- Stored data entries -
==========
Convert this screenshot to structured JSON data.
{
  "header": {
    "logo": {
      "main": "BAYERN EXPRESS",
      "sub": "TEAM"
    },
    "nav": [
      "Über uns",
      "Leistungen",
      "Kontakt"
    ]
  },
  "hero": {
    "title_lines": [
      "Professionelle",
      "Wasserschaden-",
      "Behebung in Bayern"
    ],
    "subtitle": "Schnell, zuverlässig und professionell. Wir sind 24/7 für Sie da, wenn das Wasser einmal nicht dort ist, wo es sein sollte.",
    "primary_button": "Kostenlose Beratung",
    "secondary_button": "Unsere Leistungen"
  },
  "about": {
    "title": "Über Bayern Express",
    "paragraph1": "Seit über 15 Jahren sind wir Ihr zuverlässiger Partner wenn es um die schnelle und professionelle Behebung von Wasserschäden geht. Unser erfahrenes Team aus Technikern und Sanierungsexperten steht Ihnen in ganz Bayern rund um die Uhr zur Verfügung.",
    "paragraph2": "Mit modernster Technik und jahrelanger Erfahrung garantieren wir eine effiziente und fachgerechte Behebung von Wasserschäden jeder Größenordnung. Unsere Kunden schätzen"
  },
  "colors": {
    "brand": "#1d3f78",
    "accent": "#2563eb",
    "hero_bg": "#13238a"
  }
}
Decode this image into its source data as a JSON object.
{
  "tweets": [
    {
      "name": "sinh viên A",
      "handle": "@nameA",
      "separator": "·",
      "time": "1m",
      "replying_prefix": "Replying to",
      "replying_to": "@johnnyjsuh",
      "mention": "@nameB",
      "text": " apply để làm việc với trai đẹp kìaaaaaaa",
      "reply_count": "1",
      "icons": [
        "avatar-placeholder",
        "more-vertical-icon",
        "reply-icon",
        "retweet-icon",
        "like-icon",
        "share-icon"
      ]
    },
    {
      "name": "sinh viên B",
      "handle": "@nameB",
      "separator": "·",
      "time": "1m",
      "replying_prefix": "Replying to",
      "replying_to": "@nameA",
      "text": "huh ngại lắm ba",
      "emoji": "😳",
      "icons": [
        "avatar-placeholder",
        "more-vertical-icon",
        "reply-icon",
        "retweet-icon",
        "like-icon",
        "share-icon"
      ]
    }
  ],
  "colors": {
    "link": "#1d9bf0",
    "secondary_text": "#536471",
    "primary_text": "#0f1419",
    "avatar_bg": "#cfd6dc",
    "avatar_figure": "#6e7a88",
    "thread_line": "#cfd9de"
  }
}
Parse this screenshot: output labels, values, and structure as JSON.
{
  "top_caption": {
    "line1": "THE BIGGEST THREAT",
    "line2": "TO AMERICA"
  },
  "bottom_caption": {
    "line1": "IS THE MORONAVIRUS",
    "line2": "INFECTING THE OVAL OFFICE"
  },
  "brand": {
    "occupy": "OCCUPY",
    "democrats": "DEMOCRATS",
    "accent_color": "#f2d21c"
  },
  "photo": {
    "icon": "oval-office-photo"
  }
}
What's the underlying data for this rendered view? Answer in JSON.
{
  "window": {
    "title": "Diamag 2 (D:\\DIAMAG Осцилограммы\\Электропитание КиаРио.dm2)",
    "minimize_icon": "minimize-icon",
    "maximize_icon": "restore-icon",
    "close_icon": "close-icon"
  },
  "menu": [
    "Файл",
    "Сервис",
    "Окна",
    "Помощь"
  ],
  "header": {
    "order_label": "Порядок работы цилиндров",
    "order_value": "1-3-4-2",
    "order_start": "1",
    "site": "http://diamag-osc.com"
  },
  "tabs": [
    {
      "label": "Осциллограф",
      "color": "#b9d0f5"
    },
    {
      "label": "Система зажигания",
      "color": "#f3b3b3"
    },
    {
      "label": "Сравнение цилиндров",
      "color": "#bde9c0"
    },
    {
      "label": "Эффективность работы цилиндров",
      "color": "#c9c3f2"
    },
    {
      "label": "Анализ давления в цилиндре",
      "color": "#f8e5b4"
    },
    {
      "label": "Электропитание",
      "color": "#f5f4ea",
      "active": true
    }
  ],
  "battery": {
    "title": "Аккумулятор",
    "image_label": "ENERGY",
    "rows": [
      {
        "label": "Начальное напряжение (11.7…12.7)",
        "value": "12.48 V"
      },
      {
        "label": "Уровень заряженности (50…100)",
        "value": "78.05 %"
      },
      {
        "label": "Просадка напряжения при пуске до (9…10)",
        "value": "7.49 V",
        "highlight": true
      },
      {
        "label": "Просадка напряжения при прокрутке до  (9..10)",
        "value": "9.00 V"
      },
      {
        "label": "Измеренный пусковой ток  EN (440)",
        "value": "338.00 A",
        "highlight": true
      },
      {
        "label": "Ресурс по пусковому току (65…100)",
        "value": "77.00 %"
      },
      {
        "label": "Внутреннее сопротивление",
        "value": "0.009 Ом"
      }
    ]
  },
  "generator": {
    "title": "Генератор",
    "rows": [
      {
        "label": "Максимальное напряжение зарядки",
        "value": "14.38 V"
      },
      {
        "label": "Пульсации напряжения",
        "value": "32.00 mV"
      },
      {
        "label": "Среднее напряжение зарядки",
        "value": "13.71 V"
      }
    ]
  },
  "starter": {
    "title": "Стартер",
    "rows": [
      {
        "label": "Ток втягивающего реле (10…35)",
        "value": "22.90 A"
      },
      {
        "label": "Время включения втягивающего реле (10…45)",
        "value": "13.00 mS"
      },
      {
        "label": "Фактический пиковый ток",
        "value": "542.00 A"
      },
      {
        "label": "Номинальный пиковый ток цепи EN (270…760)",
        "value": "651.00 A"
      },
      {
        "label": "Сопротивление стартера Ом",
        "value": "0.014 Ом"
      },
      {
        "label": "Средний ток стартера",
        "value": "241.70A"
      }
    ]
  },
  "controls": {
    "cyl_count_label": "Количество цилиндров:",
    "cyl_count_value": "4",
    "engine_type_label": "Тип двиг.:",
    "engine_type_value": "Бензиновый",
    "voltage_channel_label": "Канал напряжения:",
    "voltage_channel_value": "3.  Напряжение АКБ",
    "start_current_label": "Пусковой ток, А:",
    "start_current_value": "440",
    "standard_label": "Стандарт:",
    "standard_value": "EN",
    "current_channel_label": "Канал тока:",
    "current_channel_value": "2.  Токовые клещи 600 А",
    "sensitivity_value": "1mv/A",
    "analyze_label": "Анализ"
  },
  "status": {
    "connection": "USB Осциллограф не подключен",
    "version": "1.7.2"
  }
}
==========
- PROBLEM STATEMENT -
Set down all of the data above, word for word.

- RESPONSE -
Convert this screenshot to structured JSON data.
{
  "header": {
    "logo": {
      "main": "BAYERN EXPRESS",
      "sub": "TEAM"
    },
    "nav": [
      "Über uns",
      "Leistungen",
      "Kontakt"
    ]
  },
  "hero": {
    "title_lines": [
      "Professionelle",
      "Wasserschaden-",
      "Behebung in Bayern"
    ],
    "subtitle": "Schnell, zuverlässig und professionell. Wir sind 24/7 für Sie da, wenn das Wasser einmal nicht dort ist, wo es sein sollte.",
    "primary_button": "Kostenlose Beratung",
    "secondary_button": "Unsere Leistungen"
  },
  "about": {
    "title": "Über Bayern Express",
    "paragraph1": "Seit über 15 Jahren sind wir Ihr zuverlässiger Partner wenn es um die schnelle und professionelle Behebung von Wasserschäden geht. Unser erfahrenes Team aus Technikern und Sanierungsexperten steht Ihnen in ganz Bayern rund um die Uhr zur Verfügung.",
    "paragraph2": "Mit modernster Technik und jahrelanger Erfahrung garantieren wir eine effiziente und fachgerechte Behebung von Wasserschäden jeder Größenordnung. Unsere Kunden schätzen"
  },
  "colors": {
    "brand": "#1d3f78",
    "accent": "#2563eb",
    "hero_bg": "#13238a"
  }
}
Decode this image into its source data as a JSON object.
{
  "tweets": [
    {
      "name": "sinh viên A",
      "handle": "@nameA",
      "separator": "·",
      "time": "1m",
      "replying_prefix": "Replying to",
      "replying_to": "@johnnyjsuh",
      "mention": "@nameB",
      "text": " apply để làm việc với trai đẹp kìaaaaaaa",
      "reply_count": "1",
      "icons": [
        "avatar-placeholder",
        "more-vertical-icon",
        "reply-icon",
        "retweet-icon",
        "like-icon",
        "share-icon"
      ]
    },
    {
      "name": "sinh viên B",
      "handle": "@nameB",
      "separator": "·",
      "time": "1m",
      "replying_prefix": "Replying to",
      "replying_to": "@nameA",
      "text": "huh ngại lắm ba",
      "emoji": "😳",
      "icons": [
        "avatar-placeholder",
        "more-vertical-icon",
        "reply-icon",
        "retweet-icon",
        "like-icon",
        "share-icon"
      ]
    }
  ],
  "colors": {
    "link": "#1d9bf0",
    "secondary_text": "#536471",
    "primary_text": "#0f1419",
    "avatar_bg": "#cfd6dc",
    "avatar_figure": "#6e7a88",
    "thread_line": "#cfd9de"
  }
}
Parse this screenshot: output labels, values, and structure as JSON.
{
  "top_caption": {
    "line1": "THE BIGGEST THREAT",
    "line2": "TO AMERICA"
  },
  "bottom_caption": {
    "line1": "IS THE MORONAVIRUS",
    "line2": "INFECTING THE OVAL OFFICE"
  },
  "brand": {
    "occupy": "OCCUPY",
    "democrats": "DEMOCRATS",
    "accent_color": "#f2d21c"
  },
  "photo": {
    "icon": "oval-office-photo"
  }
}
What's the underlying data for this rendered view? Answer in JSON.
{
  "window": {
    "title": "Diamag 2 (D:\\DIAMAG Осцилограммы\\Электропитание КиаРио.dm2)",
    "minimize_icon": "minimize-icon",
    "maximize_icon": "restore-icon",
    "close_icon": "close-icon"
  },
  "menu": [
    "Файл",
    "Сервис",
    "Окна",
    "Помощь"
  ],
  "header": {
    "order_label": "Порядок работы цилиндров",
    "order_value": "1-3-4-2",
    "order_start": "1",
    "site": "http://diamag-osc.com"
  },
  "tabs": [
    {
      "label": "Осциллограф",
      "color": "#b9d0f5"
    },
    {
      "label": "Система зажигания",
      "color": "#f3b3b3"
    },
    {
      "label": "Сравнение цилиндров",
      "color": "#bde9c0"
    },
    {
      "label": "Эффективность работы цилиндров",
      "color": "#c9c3f2"
    },
    {
      "label": "Анализ давления в цилиндре",
      "color": "#f8e5b4"
    },
    {
      "label": "Электропитание",
      "color": "#f5f4ea",
      "active": true
    }
  ],
  "battery": {
    "title": "Аккумулятор",
    "image_label": "ENERGY",
    "rows": [
      {
        "label": "Начальное напряжение (11.7…12.7)",
        "value": "12.48 V"
      },
      {
        "label": "Уровень заряженности (50…100)",
        "value": "78.05 %"
      },
      {
        "label": "Просадка напряжения при пуске до (9…10)",
        "value": "7.49 V",
        "highlight": true
      },
      {
        "label": "Просадка напряжения при прокрутке до  (9..10)",
        "value": "9.00 V"
      },
      {
        "label": "Измеренный пусковой ток  EN (440)",
        "value": "338.00 A",
        "highlight": true
      },
      {
        "label": "Ресурс по пусковому току (65…100)",
        "value": "77.00 %"
      },
      {
        "label": "Внутреннее сопротивление",
        "value": "0.009 Ом"
      }
    ]
  },
  "generator": {
    "title": "Генератор",
    "rows": [
      {
        "label": "Максимальное напряжение зарядки",
        "value": "14.38 V"
      },
      {
        "label": "Пульсации напряжения",
        "value": "32.00 mV"
      },
      {
        "label": "Среднее напряжение зарядки",
        "value": "13.71 V"
      }
    ]
  },
  "starter": {
    "title": "Стартер",
    "rows": [
      {
        "label": "Ток втягивающего реле (10…35)",
        "value": "22.90 A"
      },
      {
        "label": "Время включения втягивающего реле (10…45)",
        "value": "13.00 mS"
      },
      {
        "label": "Фактический пиковый ток",
        "value": "542.00 A"
      },
      {
        "label": "Номинальный пиковый ток цепи EN (270…760)",
        "value": "651.00 A"
      },
      {
        "label": "Сопротивление стартера Ом",
        "value": "0.014 Ом"
      },
      {
        "label": "Средний ток стартера",
        "value": "241.70A"
      }
    ]
  },
  "controls": {
    "cyl_count_label": "Количество цилиндров:",
    "cyl_count_value": "4",
    "engine_type_label": "Тип двиг.:",
    "engine_type_value": "Бензиновый",
    "voltage_channel_label": "Канал напряжения:",
    "voltage_channel_value": "3.  Напряжение АКБ",
    "start_current_label": "Пусковой ток, А:",
    "start_current_value": "440",
    "standard_label": "Стандарт:",
    "standard_value": "EN",
    "current_channel_label": "Канал тока:",
    "current_channel_value": "2.  Токовые клещи 600 А",
    "sensitivity_value": "1mv/A",
    "analyze_label": "Анализ"
  },
  "status": {
    "connection": "USB Осциллограф не подключен",
    "version": "1.7.2"
  }
}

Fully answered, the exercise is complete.